=== Begin Enclosure ===
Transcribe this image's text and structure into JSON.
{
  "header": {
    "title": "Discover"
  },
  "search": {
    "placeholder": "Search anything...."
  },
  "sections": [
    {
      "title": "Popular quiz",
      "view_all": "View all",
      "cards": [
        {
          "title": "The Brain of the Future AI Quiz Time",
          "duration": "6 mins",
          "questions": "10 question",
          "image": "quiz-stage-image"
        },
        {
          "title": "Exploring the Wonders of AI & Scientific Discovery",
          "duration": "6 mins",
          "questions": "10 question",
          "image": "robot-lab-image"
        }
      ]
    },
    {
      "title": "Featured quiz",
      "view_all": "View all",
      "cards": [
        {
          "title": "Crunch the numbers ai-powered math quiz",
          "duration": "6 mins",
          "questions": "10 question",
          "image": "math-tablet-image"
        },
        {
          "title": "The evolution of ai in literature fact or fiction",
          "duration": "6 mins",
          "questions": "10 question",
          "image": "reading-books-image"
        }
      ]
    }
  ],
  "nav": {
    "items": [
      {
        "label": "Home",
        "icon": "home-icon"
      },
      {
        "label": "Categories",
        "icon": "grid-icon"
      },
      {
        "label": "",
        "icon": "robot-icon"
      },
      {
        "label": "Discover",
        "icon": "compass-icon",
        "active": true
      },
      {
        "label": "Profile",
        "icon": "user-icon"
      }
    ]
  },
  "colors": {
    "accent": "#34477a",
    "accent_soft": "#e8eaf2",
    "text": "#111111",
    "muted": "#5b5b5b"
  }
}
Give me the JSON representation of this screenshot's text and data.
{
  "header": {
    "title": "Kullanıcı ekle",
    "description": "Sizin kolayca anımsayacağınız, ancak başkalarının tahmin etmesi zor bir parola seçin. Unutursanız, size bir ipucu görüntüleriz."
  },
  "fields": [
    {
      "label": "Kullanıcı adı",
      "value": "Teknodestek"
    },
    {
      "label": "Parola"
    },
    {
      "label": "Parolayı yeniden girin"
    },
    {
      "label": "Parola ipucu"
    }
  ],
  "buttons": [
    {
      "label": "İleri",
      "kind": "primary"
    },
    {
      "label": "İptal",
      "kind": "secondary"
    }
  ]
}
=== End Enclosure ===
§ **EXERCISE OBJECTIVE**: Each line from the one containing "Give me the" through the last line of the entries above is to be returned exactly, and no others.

§ **ANSWER TO THIS TASK**:
Give me the JSON representation of this screenshot's text and data.
{
  "header": {
    "title": "Kullanıcı ekle",
    "description": "Sizin kolayca anımsayacağınız, ancak başkalarının tahmin etmesi zor bir parola seçin. Unutursanız, size bir ipucu görüntüleriz."
  },
  "fields": [
    {
      "label": "Kullanıcı adı",
      "value": "Teknodestek"
    },
    {
      "label": "Parola"
    },
    {
      "label": "Parolayı yeniden girin"
    },
    {
      "label": "Parola ipucu"
    }
  ],
  "buttons": [
    {
      "label": "İleri",
      "kind": "primary"
    },
    {
      "label": "İptal",
      "kind": "secondary"
    }
  ]
}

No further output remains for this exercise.